Available in 2022
Course code



10 units


2000 level

Course handbook


Suffering has provided one of the richest touchstones for human thought. For centuries people have sought to reflect upon painful experiences that in many cases defied meaningful description. The course investigates diverse reflections upon the nature of human and other forms of suffering.
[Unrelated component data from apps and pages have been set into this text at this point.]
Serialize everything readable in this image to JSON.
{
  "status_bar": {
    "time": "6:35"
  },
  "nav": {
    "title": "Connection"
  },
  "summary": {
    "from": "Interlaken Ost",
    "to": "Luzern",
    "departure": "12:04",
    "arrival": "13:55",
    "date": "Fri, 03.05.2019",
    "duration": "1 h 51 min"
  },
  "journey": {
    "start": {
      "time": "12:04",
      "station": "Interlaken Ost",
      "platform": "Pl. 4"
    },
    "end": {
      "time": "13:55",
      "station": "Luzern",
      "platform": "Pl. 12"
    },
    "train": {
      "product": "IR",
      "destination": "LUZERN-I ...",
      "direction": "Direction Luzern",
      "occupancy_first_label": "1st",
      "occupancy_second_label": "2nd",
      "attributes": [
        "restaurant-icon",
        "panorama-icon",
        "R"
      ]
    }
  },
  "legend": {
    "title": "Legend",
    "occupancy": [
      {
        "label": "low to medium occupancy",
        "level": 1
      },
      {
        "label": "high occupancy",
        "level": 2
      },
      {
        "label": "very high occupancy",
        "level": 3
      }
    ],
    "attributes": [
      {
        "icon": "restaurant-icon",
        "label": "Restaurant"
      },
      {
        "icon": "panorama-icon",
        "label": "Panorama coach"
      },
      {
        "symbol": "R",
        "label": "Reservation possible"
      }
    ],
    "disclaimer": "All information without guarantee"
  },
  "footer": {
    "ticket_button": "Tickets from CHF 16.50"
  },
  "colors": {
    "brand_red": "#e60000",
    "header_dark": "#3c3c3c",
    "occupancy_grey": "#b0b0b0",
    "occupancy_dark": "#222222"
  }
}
It develops comparative methodologies in the academic study of religion and philosophy in order to help students evaluate divergent philosophical and religious viewpoints on the topic.



  • Semester 2 - 2022

Learning outcomes

On successful completion of the course students will be able to:

1. Evaluate diverse reflections upon human and other forms of suffering;

2. Critically analyse key categories for understanding suffering;

3. Apply comparative methodologies to different accounts of suffering;

4. Employ writing, research and information technology skills appropriate to studies of philosophy, religion, and the history of ideas.


The course will investigate suffering through a range of key thinkers that may include: Gottfried Leibniz; Al Ghazali; Immanuel Kant; Arthur Schopenhauer; Nagarjuna; William James; Simone Weil; Emmanuel Levinas; Hannah Arendt; and, Rene Girard.

Assessment items

Case Study / Problem Based Learning: Comparative approach to example case (30%)

Essay: Research essay on a chosen thinker (40%)

Journal: Reflections upon topics and readings (30%)

Contact hours



Online 2 hour(s) per Week for 12 Weeks

The University of Newcastle acknowledges the traditional custodians of the lands within our footprint areas: Awabakal, Darkinjung, Biripai, Worimi, Wonnarua, and Eora Nations. We also pay respect to the wisdom of our Elders past and present.